#### WORK REQUIRED:
Could you retype the records word for word but without any pictures?

-- -- --

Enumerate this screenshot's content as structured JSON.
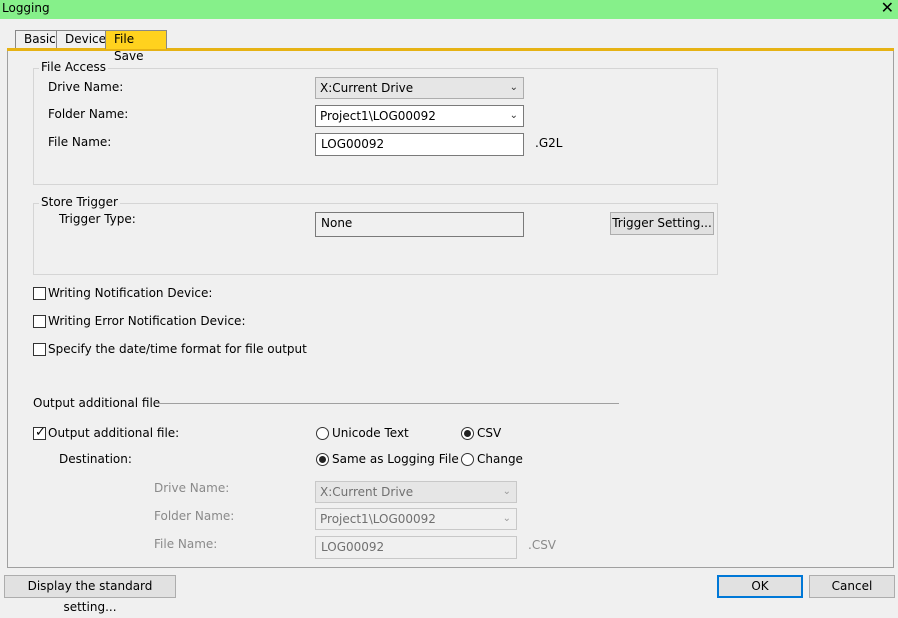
{
  "window": {
    "title": "Logging"
  },
  "tabs": [
    {
      "label": "Basic",
      "active": false
    },
    {
      "label": "Device",
      "active": false
    },
    {
      "label": "File Save",
      "active": true
    }
  ],
  "file_access": {
    "title": "File Access",
    "drive_label": "Drive Name:",
    "drive_value": "X:Current Drive",
    "folder_label": "Folder Name:",
    "folder_value": "Project1\\LOG00092",
    "file_label": "File Name:",
    "file_value": "LOG00092",
    "file_ext": ".G2L"
  },
  "store_trigger": {
    "title": "Store Trigger",
    "type_label": "Trigger Type:",
    "type_value": "None",
    "button_label": "Trigger Setting..."
  },
  "options": {
    "writing_notification": {
      "label": "Writing Notification Device:",
      "checked": false
    },
    "writing_error": {
      "label": "Writing Error Notification Device:",
      "checked": false
    },
    "date_format": {
      "label": "Specify the date/time format for file output",
      "checked": false
    }
  },
  "additional": {
    "section_title": "Output additional file",
    "checkbox_label": "Output additional file:",
    "checked": true,
    "format_unicode": "Unicode Text",
    "format_csv": "CSV",
    "selected_format": "CSV",
    "destination_label": "Destination:",
    "dest_same": "Same as Logging File",
    "dest_change": "Change",
    "selected_dest": "Same as Logging File",
    "drive_label": "Drive Name:",
    "drive_value": "X:Current Drive",
    "folder_label": "Folder Name:",
    "folder_value": "Project1\\LOG00092",
    "file_label": "File Name:",
    "file_value": "LOG00092",
    "file_ext": ".CSV"
  },
  "footer": {
    "standard_button": "Display the standard setting...",
    "ok_button": "OK",
    "cancel_button": "Cancel"
  },
  "colors": {
    "titlebar": "#86f08a",
    "active_tab": "#ffd21e",
    "default_button_border": "#0078d7"
  },
  "icons": {
    "close": "close-icon",
    "dropdown": "chevron-down-icon",
    "check": "checkmark-icon"
  }
}
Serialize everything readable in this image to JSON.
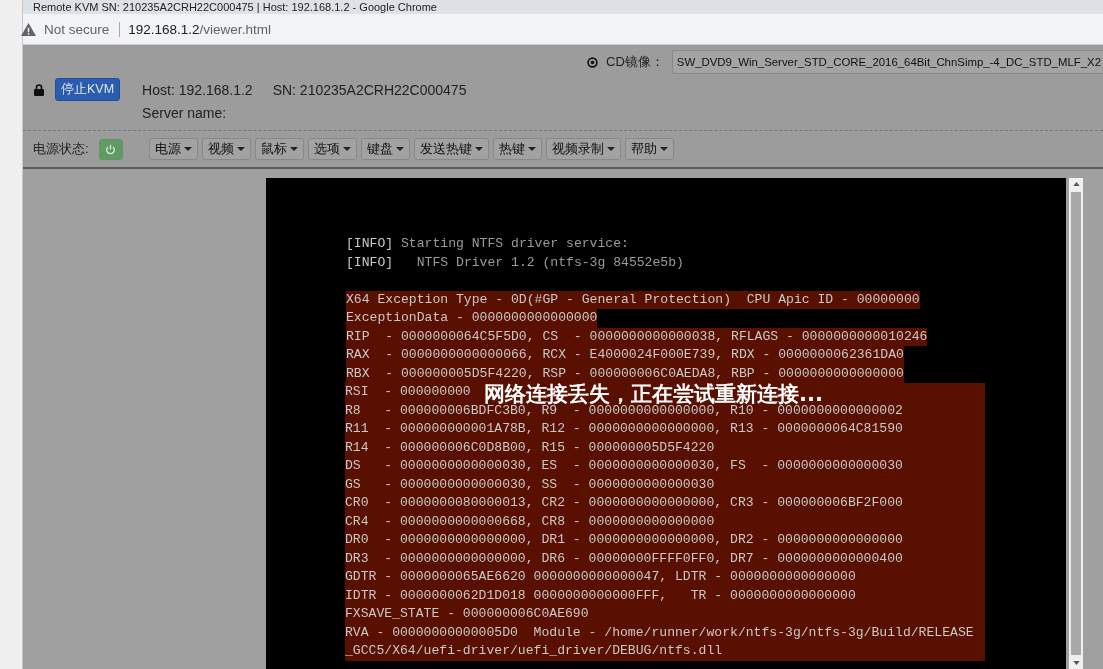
{
  "window": {
    "title": "Remote KVM SN: 210235A2CRH22C000475 | Host: 192.168.1.2 - Google Chrome"
  },
  "address_bar": {
    "security": "Not secure",
    "url_host": "192.168.1.2",
    "url_path": "/viewer.html"
  },
  "cd_image": {
    "label": "CD镜像：",
    "value": "SW_DVD9_Win_Server_STD_CORE_2016_64Bit_ChnSimp_-4_DC_STD_MLF_X2"
  },
  "header": {
    "stop_button": "停止KVM",
    "host": "Host: 192.168.1.2",
    "sn": "SN: 210235A2CRH22C000475",
    "server_name": "Server name:"
  },
  "toolbar": {
    "power_label": "电源状态:",
    "power_on": true,
    "menus": [
      "电源",
      "视频",
      "鼠标",
      "选项",
      "键盘",
      "发送热键",
      "热键",
      "视频录制",
      "帮助"
    ]
  },
  "console": {
    "info_lines": [
      {
        "tag": "[INFO]",
        "text": "Starting NTFS driver service:"
      },
      {
        "tag": "[INFO]",
        "text": "  NTFS Driver 1.2 (ntfs-3g 84552e5b)"
      }
    ],
    "exception_lines": [
      {
        "text": "X64 Exception Type - 0D(#GP - General Protection)  CPU Apic ID - 00000000",
        "highlight": true
      },
      {
        "text": "ExceptionData - 0000000000000000",
        "highlight": true
      },
      {
        "text": "RIP  - 0000000064C5F5D0, CS  - 0000000000000038, RFLAGS - 0000000000010246",
        "highlight": true
      },
      {
        "text": "RAX  - 0000000000000066, RCX - E4000024F000E739, RDX - 0000000062361DA0",
        "highlight": true
      },
      {
        "text": "RBX  - 000000005D5F4220, RSP - 000000006C0AEDA8, RBP - 0000000000000000",
        "highlight": true
      }
    ],
    "dump_lines": [
      "RSI  - 000000000",
      "R8   - 000000006BDFC3B0, R9  - 0000000000000000, R10 - 0000000000000002",
      "R11  - 000000000001A78B, R12 - 0000000000000000, R13 - 0000000064C81590",
      "R14  - 000000006C0D8B00, R15 - 000000005D5F4220",
      "DS   - 0000000000000030, ES  - 0000000000000030, FS  - 0000000000000030",
      "GS   - 0000000000000030, SS  - 0000000000000030",
      "CR0  - 0000000080000013, CR2 - 0000000000000000, CR3 - 000000006BF2F000",
      "CR4  - 0000000000000668, CR8 - 0000000000000000",
      "DR0  - 0000000000000000, DR1 - 0000000000000000, DR2 - 0000000000000000",
      "DR3  - 0000000000000000, DR6 - 00000000FFFF0FF0, DR7 - 0000000000000400",
      "GDTR - 0000000065AE6620 0000000000000047, LDTR - 0000000000000000",
      "IDTR - 0000000062D1D018 0000000000000FFF,   TR - 0000000000000000",
      "FXSAVE_STATE - 000000006C0AE690",
      "RVA - 00000000000005D0  Module - /home/runner/work/ntfs-3g/ntfs-3g/Build/RELEASE",
      "_GCC5/X64/uefi-driver/uefi_driver/DEBUG/ntfs.dll"
    ],
    "overlay": "网络连接丢失，正在尝试重新连接..."
  }
}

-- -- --

#### TASK SOLUTION:
Enumerate this screenshot's content as structured JSON.
{
  "window": {
    "title": "Logging"
  },
  "tabs": [
    {
      "label": "Basic",
      "active": false
    },
    {
      "label": "Device",
      "active": false
    },
    {
      "label": "File Save",
      "active": true
    }
  ],
  "file_access": {
    "title": "File Access",
    "drive_label": "Drive Name:",
    "drive_value": "X:Current Drive",
    "folder_label": "Folder Name:",
    "folder_value": "Project1\\LOG00092",
    "file_label": "File Name:",
    "file_value": "LOG00092",
    "file_ext": ".G2L"
  },
  "store_trigger": {
    "title": "Store Trigger",
    "type_label": "Trigger Type:",
    "type_value": "None",
    "button_label": "Trigger Setting..."
  },
  "options": {
    "writing_notification": {
      "label": "Writing Notification Device:",
      "checked": false
    },
    "writing_error": {
      "label": "Writing Error Notification Device:",
      "checked": false
    },
    "date_format": {
      "label": "Specify the date/time format for file output",
      "checked": false
    }
  },
  "additional": {
    "section_title": "Output additional file",
    "checkbox_label": "Output additional file:",
    "checked": true,
    "format_unicode": "Unicode Text",
    "format_csv": "CSV",
    "selected_format": "CSV",
    "destination_label": "Destination:",
    "dest_same": "Same as Logging File",
    "dest_change": "Change",
    "selected_dest": "Same as Logging File",
    "drive_label": "Drive Name:",
    "drive_value": "X:Current Drive",
    "folder_label": "Folder Name:",
    "folder_value": "Project1\\LOG00092",
    "file_label": "File Name:",
    "file_value": "LOG00092",
    "file_ext": ".CSV"
  },
  "footer": {
    "standard_button": "Display the standard setting...",
    "ok_button": "OK",
    "cancel_button": "Cancel"
  },
  "colors": {
    "titlebar": "#86f08a",
    "active_tab": "#ffd21e",
    "default_button_border": "#0078d7"
  },
  "icons": {
    "close": "close-icon",
    "dropdown": "chevron-down-icon",
    "check": "checkmark-icon"
  }
}
Serialize everything readable in this image to JSON.
{
  "window": {
    "title": "Remote KVM SN: 210235A2CRH22C000475 | Host: 192.168.1.2 - Google Chrome"
  },
  "address_bar": {
    "security": "Not secure",
    "url_host": "192.168.1.2",
    "url_path": "/viewer.html"
  },
  "cd_image": {
    "label": "CD镜像：",
    "value": "SW_DVD9_Win_Server_STD_CORE_2016_64Bit_ChnSimp_-4_DC_STD_MLF_X2"
  },
  "header": {
    "stop_button": "停止KVM",
    "host": "Host: 192.168.1.2",
    "sn": "SN: 210235A2CRH22C000475",
    "server_name": "Server name:"
  },
  "toolbar": {
    "power_label": "电源状态:",
    "power_on": true,
    "menus": [
      "电源",
      "视频",
      "鼠标",
      "选项",
      "键盘",
      "发送热键",
      "热键",
      "视频录制",
      "帮助"
    ]
  },
  "console": {
    "info_lines": [
      {
        "tag": "[INFO]",
        "text": "Starting NTFS driver service:"
      },
      {
        "tag": "[INFO]",
        "text": "  NTFS Driver 1.2 (ntfs-3g 84552e5b)"
      }
    ],
    "exception_lines": [
      {
        "text": "X64 Exception Type - 0D(#GP - General Protection)  CPU Apic ID - 00000000",
        "highlight": true
      },
      {
        "text": "ExceptionData - 0000000000000000",
        "highlight": true
      },
      {
        "text": "RIP  - 0000000064C5F5D0, CS  - 0000000000000038, RFLAGS - 0000000000010246",
        "highlight": true
      },
      {
        "text": "RAX  - 0000000000000066, RCX - E4000024F000E739, RDX - 0000000062361DA0",
        "highlight": true
      },
      {
        "text": "RBX  - 000000005D5F4220, RSP - 000000006C0AEDA8, RBP - 0000000000000000",
        "highlight": true
      }
    ],
    "dump_lines": [
      "RSI  - 000000000",
      "R8   - 000000006BDFC3B0, R9  - 0000000000000000, R10 - 0000000000000002",
      "R11  - 000000000001A78B, R12 - 0000000000000000, R13 - 0000000064C81590",
      "R14  - 000000006C0D8B00, R15 - 000000005D5F4220",
      "DS   - 0000000000000030, ES  - 0000000000000030, FS  - 0000000000000030",
      "GS   - 0000000000000030, SS  - 0000000000000030",
      "CR0  - 0000000080000013, CR2 - 0000000000000000, CR3 - 000000006BF2F000",
      "CR4  - 0000000000000668, CR8 - 0000000000000000",
      "DR0  - 0000000000000000, DR1 - 0000000000000000, DR2 - 0000000000000000",
      "DR3  - 0000000000000000, DR6 - 00000000FFFF0FF0, DR7 - 0000000000000400",
      "GDTR - 0000000065AE6620 0000000000000047, LDTR - 0000000000000000",
      "IDTR - 0000000062D1D018 0000000000000FFF,   TR - 0000000000000000",
      "FXSAVE_STATE - 000000006C0AE690",
      "RVA - 00000000000005D0  Module - /home/runner/work/ntfs-3g/ntfs-3g/Build/RELEASE",
      "_GCC5/X64/uefi-driver/uefi_driver/DEBUG/ntfs.dll"
    ],
    "overlay": "网络连接丢失，正在尝试重新连接..."
  }
}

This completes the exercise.